Entries taken from a collection:
*** Block opens ***
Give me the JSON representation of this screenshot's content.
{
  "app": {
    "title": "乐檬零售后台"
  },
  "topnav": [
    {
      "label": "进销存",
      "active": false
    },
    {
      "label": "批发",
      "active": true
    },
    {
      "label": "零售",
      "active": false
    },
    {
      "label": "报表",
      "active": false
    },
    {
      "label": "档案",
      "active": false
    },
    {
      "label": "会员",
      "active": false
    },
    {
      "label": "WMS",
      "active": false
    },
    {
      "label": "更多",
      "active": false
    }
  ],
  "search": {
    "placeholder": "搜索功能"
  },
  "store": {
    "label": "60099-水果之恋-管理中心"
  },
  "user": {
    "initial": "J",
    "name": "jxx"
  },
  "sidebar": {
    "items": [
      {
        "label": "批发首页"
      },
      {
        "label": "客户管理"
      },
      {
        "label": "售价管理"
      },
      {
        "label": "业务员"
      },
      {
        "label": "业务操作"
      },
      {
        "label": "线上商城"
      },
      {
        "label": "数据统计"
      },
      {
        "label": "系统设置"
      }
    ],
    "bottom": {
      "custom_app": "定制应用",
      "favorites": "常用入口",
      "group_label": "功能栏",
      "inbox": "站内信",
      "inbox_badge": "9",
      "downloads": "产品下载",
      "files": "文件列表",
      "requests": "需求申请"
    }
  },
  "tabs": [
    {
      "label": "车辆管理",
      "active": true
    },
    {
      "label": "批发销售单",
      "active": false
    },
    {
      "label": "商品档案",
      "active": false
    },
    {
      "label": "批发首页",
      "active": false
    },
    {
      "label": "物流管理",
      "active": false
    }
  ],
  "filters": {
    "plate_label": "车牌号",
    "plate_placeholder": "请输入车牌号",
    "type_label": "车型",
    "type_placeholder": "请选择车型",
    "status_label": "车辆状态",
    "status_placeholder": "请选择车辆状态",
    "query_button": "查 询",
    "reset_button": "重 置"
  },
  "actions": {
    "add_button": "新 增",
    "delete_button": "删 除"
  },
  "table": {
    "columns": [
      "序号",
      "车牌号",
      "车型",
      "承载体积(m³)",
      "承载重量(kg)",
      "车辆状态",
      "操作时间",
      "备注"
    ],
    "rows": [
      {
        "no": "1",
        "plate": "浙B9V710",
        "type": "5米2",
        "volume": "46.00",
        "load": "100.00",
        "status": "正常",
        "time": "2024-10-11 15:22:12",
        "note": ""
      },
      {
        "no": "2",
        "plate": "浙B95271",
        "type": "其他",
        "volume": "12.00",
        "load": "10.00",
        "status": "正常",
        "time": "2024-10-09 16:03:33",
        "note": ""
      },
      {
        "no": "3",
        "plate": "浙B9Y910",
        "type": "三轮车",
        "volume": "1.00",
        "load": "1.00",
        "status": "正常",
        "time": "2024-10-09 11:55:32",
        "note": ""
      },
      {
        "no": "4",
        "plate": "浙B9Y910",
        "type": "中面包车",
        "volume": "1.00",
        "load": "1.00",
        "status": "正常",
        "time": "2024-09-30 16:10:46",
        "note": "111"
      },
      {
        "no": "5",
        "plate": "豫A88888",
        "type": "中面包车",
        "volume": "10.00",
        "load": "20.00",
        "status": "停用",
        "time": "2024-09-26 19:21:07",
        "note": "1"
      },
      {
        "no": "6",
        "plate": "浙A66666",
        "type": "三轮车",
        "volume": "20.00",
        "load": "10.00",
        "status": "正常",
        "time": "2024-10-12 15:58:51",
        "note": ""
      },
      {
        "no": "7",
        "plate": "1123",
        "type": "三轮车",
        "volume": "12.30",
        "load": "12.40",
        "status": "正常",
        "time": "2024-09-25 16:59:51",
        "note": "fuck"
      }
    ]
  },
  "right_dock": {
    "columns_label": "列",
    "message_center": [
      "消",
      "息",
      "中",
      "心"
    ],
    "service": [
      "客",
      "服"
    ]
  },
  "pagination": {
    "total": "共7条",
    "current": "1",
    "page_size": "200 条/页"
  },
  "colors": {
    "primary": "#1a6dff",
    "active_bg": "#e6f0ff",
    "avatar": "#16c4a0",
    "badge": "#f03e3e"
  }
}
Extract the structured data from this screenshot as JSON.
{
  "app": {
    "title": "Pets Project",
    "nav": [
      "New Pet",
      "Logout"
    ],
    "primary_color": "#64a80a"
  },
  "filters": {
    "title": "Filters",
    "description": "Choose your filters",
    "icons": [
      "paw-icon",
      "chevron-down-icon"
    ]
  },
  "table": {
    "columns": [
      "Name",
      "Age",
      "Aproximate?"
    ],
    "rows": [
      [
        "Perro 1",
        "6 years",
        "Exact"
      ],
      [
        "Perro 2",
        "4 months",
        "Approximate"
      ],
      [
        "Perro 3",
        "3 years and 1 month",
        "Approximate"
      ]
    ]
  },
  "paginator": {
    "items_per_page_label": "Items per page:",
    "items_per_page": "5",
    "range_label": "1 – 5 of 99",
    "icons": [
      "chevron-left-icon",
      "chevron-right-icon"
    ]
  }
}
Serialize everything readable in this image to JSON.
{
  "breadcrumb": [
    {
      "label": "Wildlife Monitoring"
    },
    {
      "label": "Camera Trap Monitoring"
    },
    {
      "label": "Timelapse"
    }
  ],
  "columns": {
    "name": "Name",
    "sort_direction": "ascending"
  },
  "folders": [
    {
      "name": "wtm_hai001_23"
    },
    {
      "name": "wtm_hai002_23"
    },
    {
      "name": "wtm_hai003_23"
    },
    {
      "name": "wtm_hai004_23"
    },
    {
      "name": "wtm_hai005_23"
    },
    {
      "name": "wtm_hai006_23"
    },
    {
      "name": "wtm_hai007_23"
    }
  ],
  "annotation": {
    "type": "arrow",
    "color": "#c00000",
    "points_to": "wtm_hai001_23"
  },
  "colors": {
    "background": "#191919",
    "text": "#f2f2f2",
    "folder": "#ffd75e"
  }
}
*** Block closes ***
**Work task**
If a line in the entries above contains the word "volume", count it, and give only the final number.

**Task response**
7